Ubiquitous, toolbars are actually a relatively recent GUI development. Unlike so many GUI idioms that were popularized on the Apple Macintosh, Microsoft was the first to introduce these to mainstream user interfaces. An important complement to a menu system, the toolbar has proven to be an effective mechanism for providing persistent, direct access to functions. Whereas menus are complete toolsets with the main purpose of teaching, toolbars are for frequently used commands and offer little help to new users.
In this chapter, we’ll discuss the merits and shortcomings of the toolbar command idiom. We’ll also talk about ToolTips and toolbar variants such as the ribbon.
The typical toolbar is a collection of butcons (icons that serve as buttons), usually without text labels, in a horizontal slab positioned directly below the menu bar or in a vertical slab attached to the side of the main window (see Figure 23-1). Essentially, a toolbar is a single row (or column) of visible, immediate, graphical, functions.
Figure 23-1. This image shows the Standard and Formatting toolbars in Microsoft Word 2003. Notice how the toolbar is made up of butcons without static hinting, rather than buttons. This saves space and improves readability.
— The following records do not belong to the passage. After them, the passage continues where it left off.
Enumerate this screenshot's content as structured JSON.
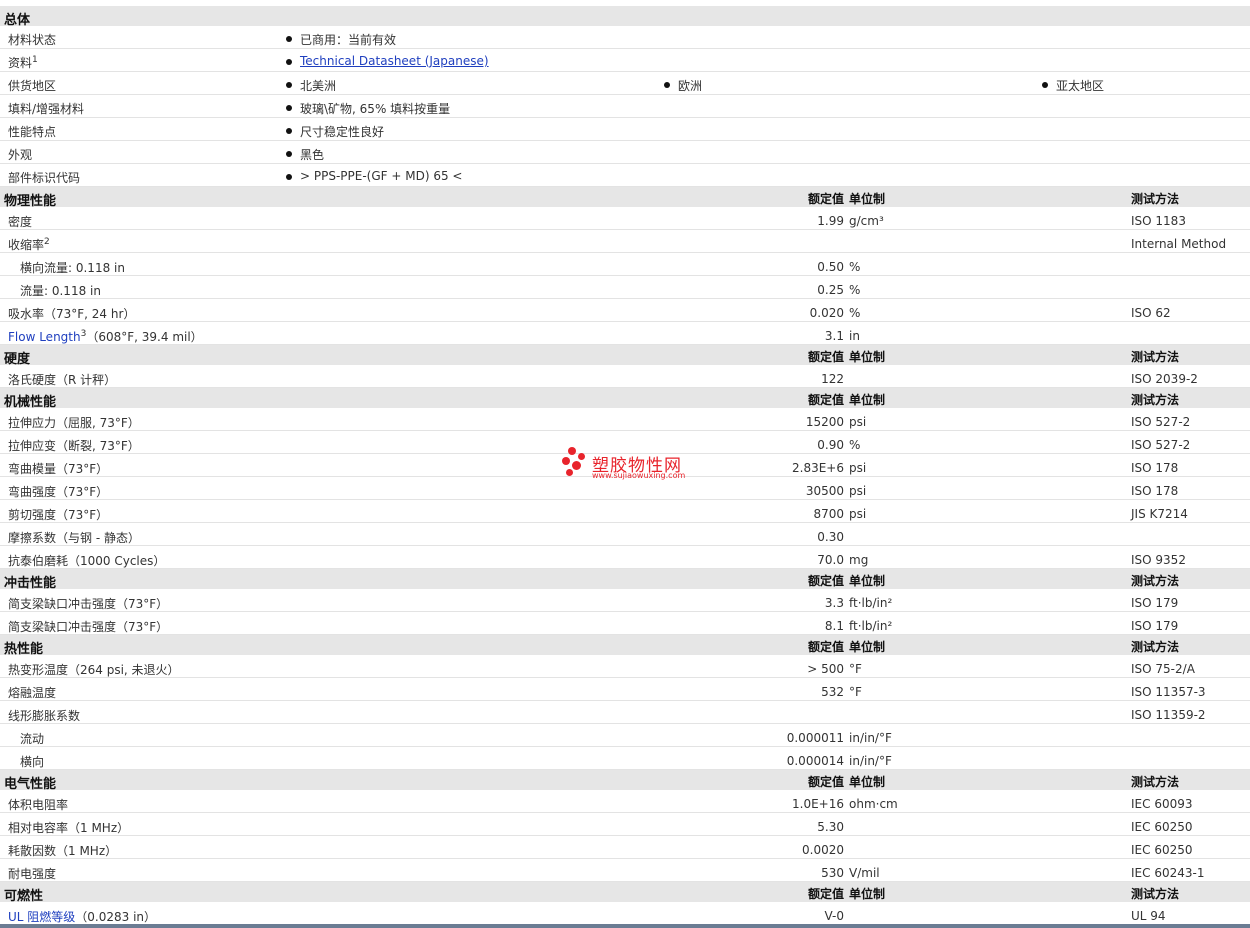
{
  "general": {
    "title": "总体",
    "rows": [
      {
        "label": "材料状态",
        "values": [
          "已商用：当前有效"
        ]
      },
      {
        "label": "资料",
        "sup": "1",
        "values": [
          "Technical Datasheet (Japanese)"
        ],
        "link": true
      },
      {
        "label": "供货地区",
        "values": [
          "北美洲",
          "欧洲",
          "亚太地区"
        ]
      },
      {
        "label": "填料/增强材料",
        "values": [
          "玻璃\\矿物, 65% 填料按重量"
        ]
      },
      {
        "label": "性能特点",
        "values": [
          "尺寸稳定性良好"
        ]
      },
      {
        "label": "外观",
        "values": [
          "黑色"
        ]
      },
      {
        "label": "部件标识代码",
        "values": [
          "> PPS-PPE-(GF + MD) 65 <"
        ]
      }
    ]
  },
  "headers": {
    "nominal": "额定值",
    "unit": "单位制",
    "test": "测试方法"
  },
  "sections": [
    {
      "title": "物理性能",
      "rows": [
        {
          "label": "密度",
          "nominal": "1.99",
          "unit": "g/cm³",
          "test": "ISO 1183"
        },
        {
          "label": "收缩率",
          "sup": "2",
          "nominal": "",
          "unit": "",
          "test": "Internal Method"
        },
        {
          "label": "横向流量: 0.118 in",
          "indent": true,
          "nominal": "0.50",
          "unit": "%",
          "test": ""
        },
        {
          "label": "流量: 0.118 in",
          "indent": true,
          "nominal": "0.25",
          "unit": "%",
          "test": ""
        },
        {
          "label": "吸水率（73°F, 24 hr）",
          "nominal": "0.020",
          "unit": "%",
          "test": "ISO 62"
        },
        {
          "label": "Flow Length",
          "sup": "3",
          "label_suffix": "（608°F, 39.4 mil）",
          "blue": true,
          "nominal": "3.1",
          "unit": "in",
          "test": ""
        }
      ]
    },
    {
      "title": "硬度",
      "rows": [
        {
          "label": "洛氏硬度（R 计秤）",
          "nominal": "122",
          "unit": "",
          "test": "ISO 2039-2"
        }
      ]
    },
    {
      "title": "机械性能",
      "rows": [
        {
          "label": "拉伸应力（屈服, 73°F）",
          "nominal": "15200",
          "unit": "psi",
          "test": "ISO 527-2"
        },
        {
          "label": "拉伸应变（断裂, 73°F）",
          "nominal": "0.90",
          "unit": "%",
          "test": "ISO 527-2"
        },
        {
          "label": "弯曲模量（73°F）",
          "nominal": "2.83E+6",
          "unit": "psi",
          "test": "ISO 178"
        },
        {
          "label": "弯曲强度（73°F）",
          "nominal": "30500",
          "unit": "psi",
          "test": "ISO 178"
        },
        {
          "label": "剪切强度（73°F）",
          "nominal": "8700",
          "unit": "psi",
          "test": "JIS K7214"
        },
        {
          "label": "摩擦系数（与钢 - 静态）",
          "nominal": "0.30",
          "unit": "",
          "test": ""
        },
        {
          "label": "抗泰伯磨耗（1000 Cycles）",
          "nominal": "70.0",
          "unit": "mg",
          "test": "ISO 9352"
        }
      ]
    },
    {
      "title": "冲击性能",
      "rows": [
        {
          "label": "简支梁缺口冲击强度（73°F）",
          "nominal": "3.3",
          "unit": "ft·lb/in²",
          "test": "ISO 179"
        },
        {
          "label": "简支梁缺口冲击强度（73°F）",
          "nominal": "8.1",
          "unit": "ft·lb/in²",
          "test": "ISO 179"
        }
      ]
    },
    {
      "title": "热性能",
      "rows": [
        {
          "label": "热变形温度（264 psi, 未退火）",
          "nominal": "> 500",
          "unit": "°F",
          "test": "ISO 75-2/A"
        },
        {
          "label": "熔融温度",
          "nominal": "532",
          "unit": "°F",
          "test": "ISO 11357-3"
        },
        {
          "label": "线形膨胀系数",
          "nominal": "",
          "unit": "",
          "test": "ISO 11359-2"
        },
        {
          "label": "流动",
          "indent": true,
          "nominal": "0.000011",
          "unit": "in/in/°F",
          "test": ""
        },
        {
          "label": "横向",
          "indent": true,
          "nominal": "0.000014",
          "unit": "in/in/°F",
          "test": ""
        }
      ]
    },
    {
      "title": "电气性能",
      "rows": [
        {
          "label": "体积电阻率",
          "nominal": "1.0E+16",
          "unit": "ohm·cm",
          "test": "IEC 60093"
        },
        {
          "label": "相对电容率（1 MHz）",
          "nominal": "5.30",
          "unit": "",
          "test": "IEC 60250"
        },
        {
          "label": "耗散因数（1 MHz）",
          "nominal": "0.0020",
          "unit": "",
          "test": "IEC 60250"
        },
        {
          "label": "耐电强度",
          "nominal": "530",
          "unit": "V/mil",
          "test": "IEC 60243-1"
        }
      ]
    },
    {
      "title": "可燃性",
      "rows": [
        {
          "label": "UL 阻燃等级",
          "label_suffix": "（0.0283 in）",
          "blue": true,
          "nominal": "V-0",
          "unit": "",
          "test": "UL 94"
        }
      ]
    }
  ],
  "watermark": {
    "title": "塑胶物性网",
    "url": "www.sujiaowuxing.com"
  },
  "colors": {
    "section_bg": "#e6e6e6",
    "link": "#1f3fbf",
    "watermark": "#e8242c"
  }
}
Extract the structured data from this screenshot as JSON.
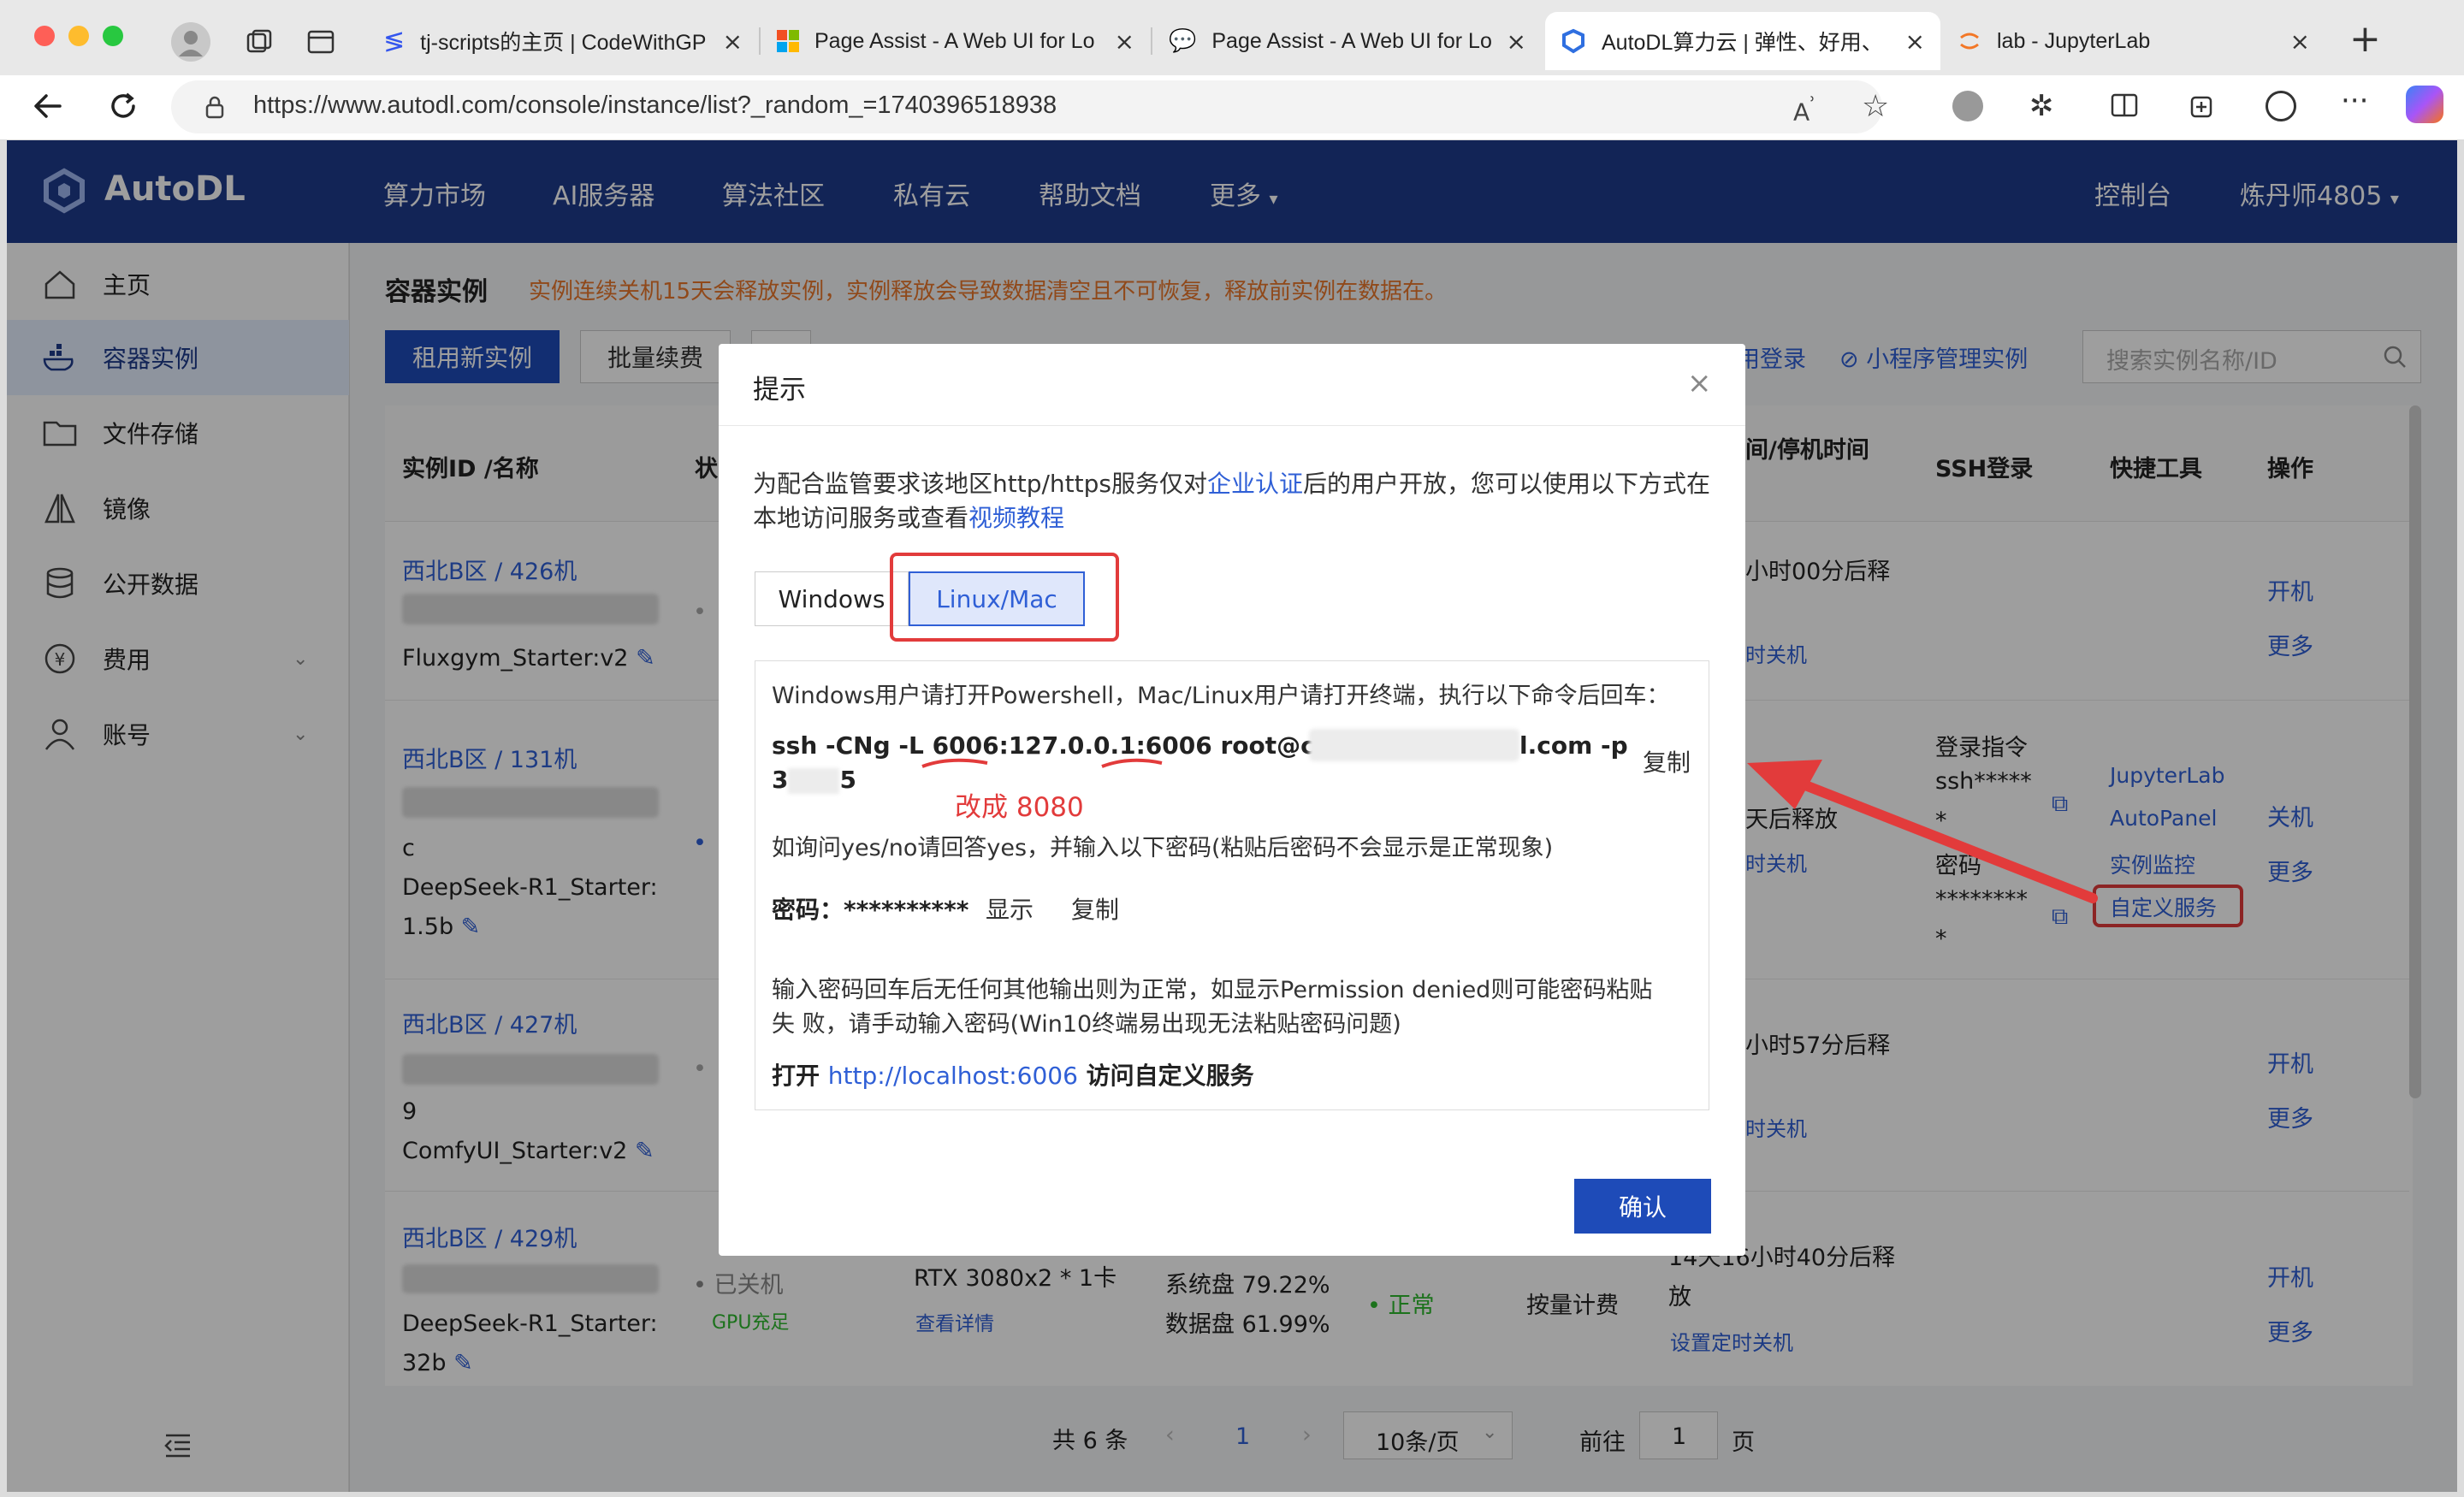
{
  "browser": {
    "tabs": [
      {
        "label": "tj-scripts的主页 | CodeWithGP"
      },
      {
        "label": "Page Assist - A Web UI for Lo"
      },
      {
        "label": "Page Assist - A Web UI for Lo"
      },
      {
        "label": "AutoDL算力云 | 弹性、好用、"
      },
      {
        "label": "lab - JupyterLab"
      }
    ],
    "new_tab": "+",
    "url": "https://www.autodl.com/console/instance/list?_random_=1740396518938"
  },
  "header": {
    "logo": "AutoDL",
    "nav": [
      "算力市场",
      "AI服务器",
      "算法社区",
      "私有云",
      "帮助文档",
      "更多"
    ],
    "console": "控制台",
    "user": "炼丹师4805"
  },
  "sidebar": {
    "items": [
      {
        "label": "主页"
      },
      {
        "label": "容器实例"
      },
      {
        "label": "文件存储"
      },
      {
        "label": "镜像"
      },
      {
        "label": "公开数据"
      },
      {
        "label": "费用"
      },
      {
        "label": "账号"
      }
    ]
  },
  "main": {
    "title": "容器实例",
    "warning": "实例连续关机15天会释放实例，实例释放会导致数据清空且不可恢复，释放前实例在数据在。",
    "new_button": "租用新实例",
    "batch_button": "批量续费",
    "login_link": "用登录",
    "mini_program": "小程序管理实例",
    "search_placeholder": "搜索实例名称/ID",
    "columns": {
      "id": "实例ID /名称",
      "status": "状",
      "time": "间/停机时间",
      "ssh": "SSH登录",
      "tools": "快捷工具",
      "ops": "操作"
    },
    "rows": [
      {
        "region": "西北B区 / 426机",
        "name": "Fluxgym_Starter:v2",
        "time": "小时00分后释",
        "shutdown": "时关机",
        "op1": "开机",
        "op2": "更多"
      },
      {
        "region": "西北B区 / 131机",
        "name1": "c",
        "name2": "DeepSeek-R1_Starter:",
        "name3": "1.5b",
        "time": "天后释放",
        "shutdown": "时关机",
        "ssh1": "登录指令",
        "ssh2": "ssh*****",
        "ssh3": "*",
        "ssh4": "密码",
        "ssh5": "********",
        "ssh6": "*",
        "tool1": "JupyterLab",
        "tool2": "AutoPanel",
        "tool3": "实例监控",
        "tool4": "自定义服务",
        "op1": "关机",
        "op2": "更多"
      },
      {
        "region": "西北B区 / 427机",
        "name1": "9",
        "name2": "ComfyUI_Starter:v2",
        "time": "小时57分后释",
        "shutdown": "时关机",
        "op1": "开机",
        "op2": "更多"
      },
      {
        "region": "西北B区 / 429机",
        "status": "已关机",
        "gpu_status": "GPU充足",
        "gpu": "RTX 3080x2 * 1卡",
        "detail": "查看详情",
        "disk1": "系统盘 79.22%",
        "disk2": "数据盘 61.99%",
        "health": "正常",
        "billing": "按量计费",
        "time1": "14天16小时40分后释",
        "time2": "放",
        "shutdown": "设置定时关机",
        "name2": "DeepSeek-R1_Starter:",
        "name3": "32b",
        "op1": "开机",
        "op2": "更多"
      }
    ],
    "pagination": {
      "total": "共 6 条",
      "page": "1",
      "per_page": "10条/页",
      "goto": "前往",
      "goto_value": "1",
      "suffix": "页"
    }
  },
  "modal": {
    "title": "提示",
    "close": "×",
    "intro_1": "为配合监管要求该地区http/https服务仅对",
    "intro_link": "企业认证",
    "intro_2": "后的用户开放，您可以使用以下方式在",
    "intro_3": "本地访问服务或查看",
    "intro_video": "视频教程",
    "tab_windows": "Windows",
    "tab_linux": "Linux/Mac",
    "instruction": "Windows用户请打开Powershell，Mac/Linux用户请打开终端，执行以下命令后回车：",
    "cmd_pre": "ssh -CNg -L ",
    "cmd_port1": "6006",
    "cmd_mid": ":127.0.0.1:",
    "cmd_port2": "6006",
    "cmd_post": " root@connec",
    "cmd_end": "l.com -p",
    "cmd_line2a": "3",
    "cmd_line2b": "5",
    "copy": "复制",
    "annotation": "改成 8080",
    "yes_no": "如询问yes/no请回答yes，并输入以下密码(粘贴后密码不会显示是正常现象)",
    "pwd_label": "密码：",
    "pwd_value": "**********",
    "show": "显示",
    "copy2": "复制",
    "note": "输入密码回车后无任何其他输出则为正常，如显示Permission denied则可能密码粘贴",
    "note2": "失 败，请手动输入密码(Win10终端易出现无法粘贴密码问题)",
    "open_pre": "打开 ",
    "open_link": "http://localhost:6006",
    "open_post": " 访问自定义服务",
    "confirm": "确认"
  },
  "colors": {
    "brand": "#1e3a8c",
    "link": "#2f5fd6",
    "warning": "#e8762a",
    "annotation": "#e23b3b",
    "success": "#2eb82e"
  }
}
Great ideas in user-interface design often seem to spring from many sources simultaneously. The toolbar is ...